Recently many money-seekers have appeared with a card around their necks, appearing fairly affluent, both men and women, calling out at cars, wanting us to believe they are licensed by the city to beg by wearing that card. NPR reported on a research study that found some off-ramp panhandlers were collecting upward of $200 a day.

As a major city with one of the lowest unemployment rates, there's work available in our city. But why work? Word has gotten out that it's a lot more profitable to stand on a street corner with a sign. I felt sorry for their station in life when I first moved here; I would stick my hand out with a dollar.
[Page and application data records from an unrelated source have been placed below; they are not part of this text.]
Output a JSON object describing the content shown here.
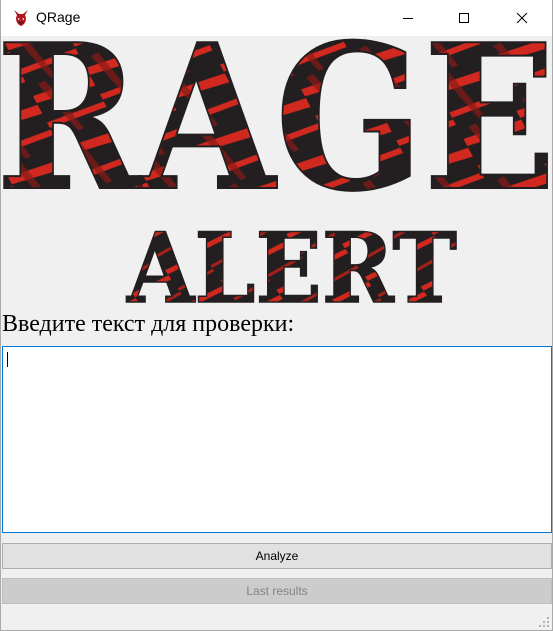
{
  "window": {
    "title": "QRage",
    "icons": {
      "app": "devil-head-icon",
      "minimize": "minimize-icon",
      "maximize": "maximize-icon",
      "close": "close-icon"
    }
  },
  "banner": {
    "line1": "RAGE",
    "line2": "ALERT",
    "colors": {
      "dark": "#231f20",
      "red": "#d1281f",
      "background": "#f0f0f0"
    }
  },
  "main": {
    "prompt": "Введите текст для проверки:",
    "input_value": ""
  },
  "actions": {
    "analyze_label": "Analyze",
    "last_results_label": "Last results"
  },
  "colors": {
    "focus_border": "#0078d7",
    "button_face": "#e1e1e1",
    "disabled_text": "#838383"
  }
}
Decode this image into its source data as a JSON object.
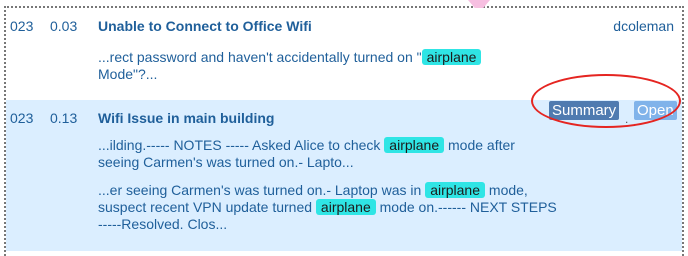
{
  "results": [
    {
      "date": "023",
      "score": "0.03",
      "title": "Unable to Connect to Office Wifi",
      "user": "dcoleman",
      "snippets": [
        {
          "before": "...rect password and haven't accidentally turned on \"",
          "highlight": "airplane",
          "after": "Mode\"?..."
        }
      ]
    },
    {
      "date": "023",
      "score": "0.13",
      "title": "Wifi Issue in main building",
      "actions": {
        "summary": "Summary",
        "open": "Open",
        "separator": "."
      },
      "snippets": [
        {
          "before": "...ilding.----- NOTES ----- Asked Alice to check ",
          "highlight": "airplane",
          "after": " mode after seeing Carmen's was turned on.- Lapto..."
        },
        {
          "before": "...er seeing Carmen's was turned on.- Laptop was in ",
          "highlight": "airplane",
          "after": " mode, suspect recent VPN update turned ",
          "highlight2": "airplane",
          "after2": " mode on.------ NEXT STEPS -----Resolved. Clos..."
        }
      ]
    }
  ],
  "colors": {
    "link": "#1f5f9a",
    "highlight": "#2fe5e5",
    "row_highlight": "#dbeeff",
    "summary_button": "#4f7bb0",
    "open_button": "#80b3ea",
    "annotation_ring": "#e52521",
    "pointer": "#f7bfe1"
  }
}
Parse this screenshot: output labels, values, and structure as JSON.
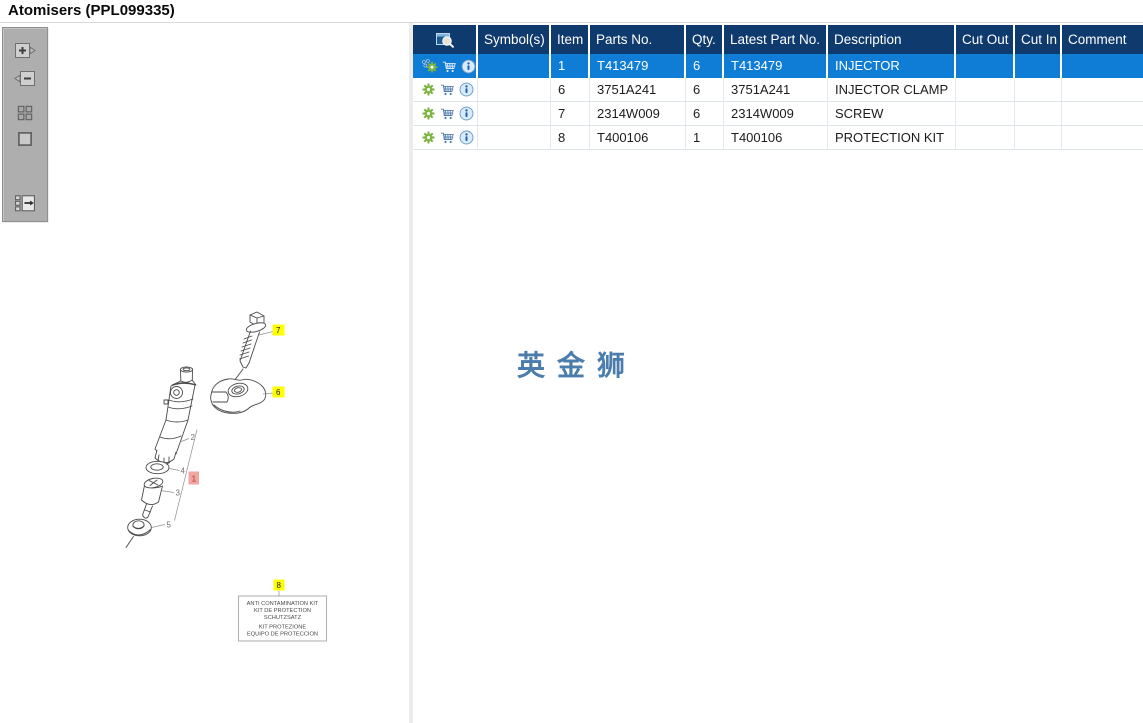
{
  "window": {
    "title": "Atomisers (PPL099335)"
  },
  "toolbar": {
    "buttons": [
      "zoom-in",
      "zoom-out",
      "tile-view",
      "fit-view",
      "toggle-parts-list"
    ]
  },
  "parts_table": {
    "columns": [
      "",
      "Symbol(s)",
      "Item",
      "Parts No.",
      "Qty.",
      "Latest Part No.",
      "Description",
      "Cut Out",
      "Cut In",
      "Comment"
    ],
    "header_icon": "preview-search-icon",
    "row_icons": [
      "gear-icon",
      "cart-icon",
      "info-icon"
    ],
    "selected_row_icons": [
      "symbol-gear-icon",
      "cart-icon",
      "info-icon"
    ],
    "rows": [
      {
        "item": "1",
        "parts_no": "T413479",
        "qty": "6",
        "latest_part_no": "T413479",
        "description": "INJECTOR",
        "symbols": "",
        "cut_out": "",
        "cut_in": "",
        "comment": "",
        "selected": true
      },
      {
        "item": "6",
        "parts_no": "3751A241",
        "qty": "6",
        "latest_part_no": "3751A241",
        "description": "INJECTOR CLAMP",
        "symbols": "",
        "cut_out": "",
        "cut_in": "",
        "comment": "",
        "selected": false
      },
      {
        "item": "7",
        "parts_no": "2314W009",
        "qty": "6",
        "latest_part_no": "2314W009",
        "description": "SCREW",
        "symbols": "",
        "cut_out": "",
        "cut_in": "",
        "comment": "",
        "selected": false
      },
      {
        "item": "8",
        "parts_no": "T400106",
        "qty": "1",
        "latest_part_no": "T400106",
        "description": "PROTECTION KIT",
        "symbols": "",
        "cut_out": "",
        "cut_in": "",
        "comment": "",
        "selected": false
      }
    ],
    "colors": {
      "header_bg": "#0E3A6D",
      "header_text": "#FFFFFF",
      "selected_row_bg": "#0F7CD6",
      "gear_green": "#7CB342",
      "info_blue": "#1E62A8"
    }
  },
  "diagram": {
    "callouts": {
      "n1": "1",
      "n2": "2",
      "n3": "3",
      "n4": "4",
      "n5": "5",
      "n6": "6",
      "n7": "7",
      "n8": "8"
    },
    "callout_styles": {
      "selected": "1",
      "highlighted": [
        "6",
        "7",
        "8"
      ],
      "plain": [
        "2",
        "3",
        "4",
        "5"
      ]
    },
    "colors": {
      "highlight_bg": "#FFFF00",
      "selected_bg": "#F1A7A1",
      "selected_text": "#B13A34"
    },
    "kit_box_lines": [
      "ANTI CONTAMINATION KIT",
      "KIT DE PROTECTION",
      "SCHUTZSATZ",
      "KIT PROTEZIONE",
      "EQUIPO DE PROTECCION"
    ]
  },
  "watermark": {
    "text": "英金狮",
    "color": "#4A7CAC"
  }
}
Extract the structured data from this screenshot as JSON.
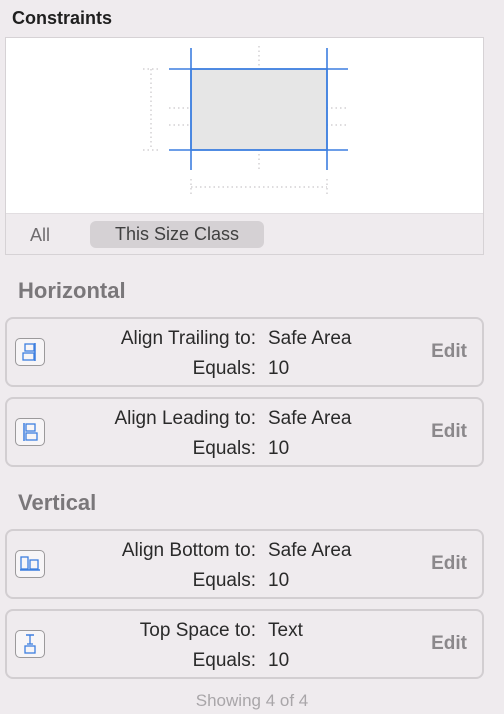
{
  "panel_title": "Constraints",
  "segments": {
    "all_label": "All",
    "size_class_label": "This Size Class",
    "selected": "This Size Class"
  },
  "groups": [
    {
      "title": "Horizontal",
      "constraints": [
        {
          "label": "Align Trailing to:",
          "target": "Safe Area",
          "equals_label": "Equals:",
          "equals_value": "10",
          "edit_label": "Edit",
          "icon": "align-trailing-icon"
        },
        {
          "label": "Align Leading to:",
          "target": "Safe Area",
          "equals_label": "Equals:",
          "equals_value": "10",
          "edit_label": "Edit",
          "icon": "align-leading-icon"
        }
      ]
    },
    {
      "title": "Vertical",
      "constraints": [
        {
          "label": "Align Bottom to:",
          "target": "Safe Area",
          "equals_label": "Equals:",
          "equals_value": "10",
          "edit_label": "Edit",
          "icon": "align-bottom-icon"
        },
        {
          "label": "Top Space to:",
          "target": "Text",
          "equals_label": "Equals:",
          "equals_value": "10",
          "edit_label": "Edit",
          "icon": "top-space-icon"
        }
      ]
    }
  ],
  "footer_text": "Showing 4 of 4",
  "colors": {
    "accent": "#3d7fe0",
    "panel_bg": "#efebee",
    "card_border": "#d2ced1"
  }
}
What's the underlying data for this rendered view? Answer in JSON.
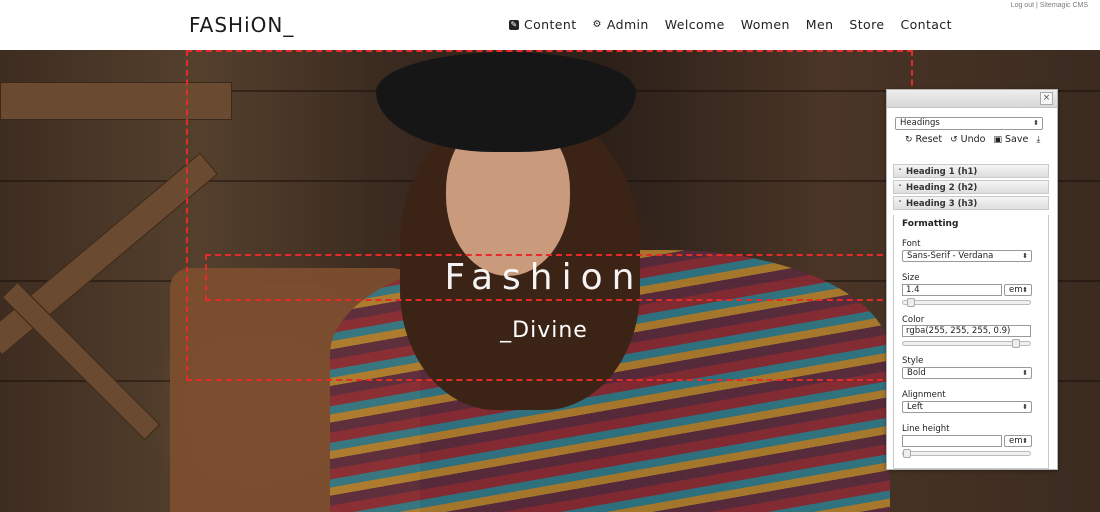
{
  "header": {
    "logo": "FASHiON_",
    "nav": [
      {
        "label": "Content",
        "icon": "edit-icon"
      },
      {
        "label": "Admin",
        "icon": "gear-icon"
      },
      {
        "label": "Welcome"
      },
      {
        "label": "Women"
      },
      {
        "label": "Men"
      },
      {
        "label": "Store"
      },
      {
        "label": "Contact"
      }
    ],
    "toplinks": {
      "logout": "Log out",
      "separator": "|",
      "cms": "Sitemagic CMS"
    }
  },
  "hero": {
    "title": "Fashion",
    "subtitle": "_Divine",
    "accent_color": "#e52a2a"
  },
  "designer": {
    "category_select": "Headings",
    "toolbar": {
      "reset": "Reset",
      "undo": "Undo",
      "save": "Save"
    },
    "sections": [
      "Heading 1 (h1)",
      "Heading 2 (h2)",
      "Heading 3 (h3)"
    ],
    "formatting_label": "Formatting",
    "font": {
      "label": "Font",
      "value": "Sans-Serif - Verdana"
    },
    "size": {
      "label": "Size",
      "value": "1.4",
      "unit": "em",
      "slider_fraction": 0.03
    },
    "color": {
      "label": "Color",
      "value": "rgba(255, 255, 255, 0.9)",
      "slider_fraction": 0.9
    },
    "style": {
      "label": "Style",
      "value": "Bold"
    },
    "alignment": {
      "label": "Alignment",
      "value": "Left"
    },
    "line_height": {
      "label": "Line height",
      "value": "",
      "unit": "em",
      "slider_fraction": 0.0
    }
  }
}
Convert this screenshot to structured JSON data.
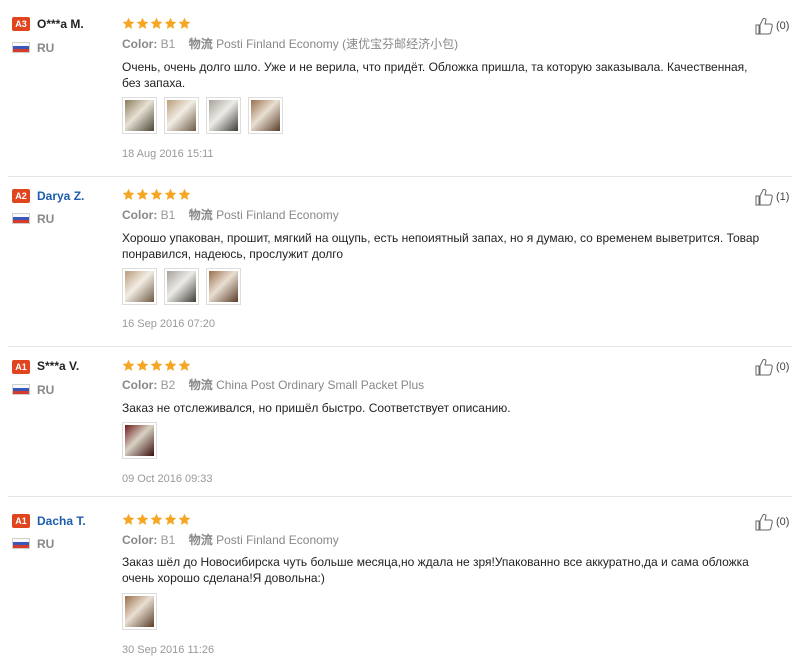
{
  "colors": {
    "badge": "#e0451f",
    "link_name": "#1d5dad",
    "star": "#f5a623",
    "divider": "#e6e6e6"
  },
  "icons": {
    "star": "star-icon",
    "thumb": "thumbs-up-icon",
    "flag": "russia-flag-icon"
  },
  "labels": {
    "color": "Color:",
    "logistics": "物流"
  },
  "reviews": [
    {
      "level": "A3",
      "name": "O***a M.",
      "country": "RU",
      "rating": 5,
      "color_value": "B1",
      "logistics_value": "Posti Finland Economy (速优宝芬邮经济小包)",
      "text": "Очень, очень долго шло. Уже и не верила, что придёт. Обложка пришла, та которую заказывала. Качественная, без запаха.",
      "photo_count": 4,
      "date": "18 Aug 2016 15:11",
      "helpful": "(0)"
    },
    {
      "level": "A2",
      "name": "Darya Z.",
      "country": "RU",
      "rating": 5,
      "color_value": "B1",
      "logistics_value": "Posti Finland Economy",
      "text": "Хорошо упакован, прошит, мягкий на ощупь, есть непоиятный запах, но я думаю, со временем выветрится. Товар понравился, надеюсь, прослужит долго",
      "photo_count": 3,
      "date": "16 Sep 2016 07:20",
      "helpful": "(1)"
    },
    {
      "level": "A1",
      "name": "S***a V.",
      "country": "RU",
      "rating": 5,
      "color_value": "B2",
      "logistics_value": "China Post Ordinary Small Packet Plus",
      "text": "Заказ не отслеживался, но пришёл быстро. Соответствует описанию.",
      "photo_count": 1,
      "date": "09 Oct 2016 09:33",
      "helpful": "(0)"
    },
    {
      "level": "A1",
      "name": "Dacha T.",
      "country": "RU",
      "rating": 5,
      "color_value": "B1",
      "logistics_value": "Posti Finland Economy",
      "text": "Заказ шёл до Новосибирска чуть больше месяца,но ждала не зря!Упакованно все аккуратно,да и сама обложка очень хорошо сделана!Я довольна:)",
      "photo_count": 1,
      "date": "30 Sep 2016 11:26",
      "helpful": "(0)"
    }
  ]
}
But now they're everywhere and it's easy to keep the window rolled up.

Zane Stallins, Oklahoma City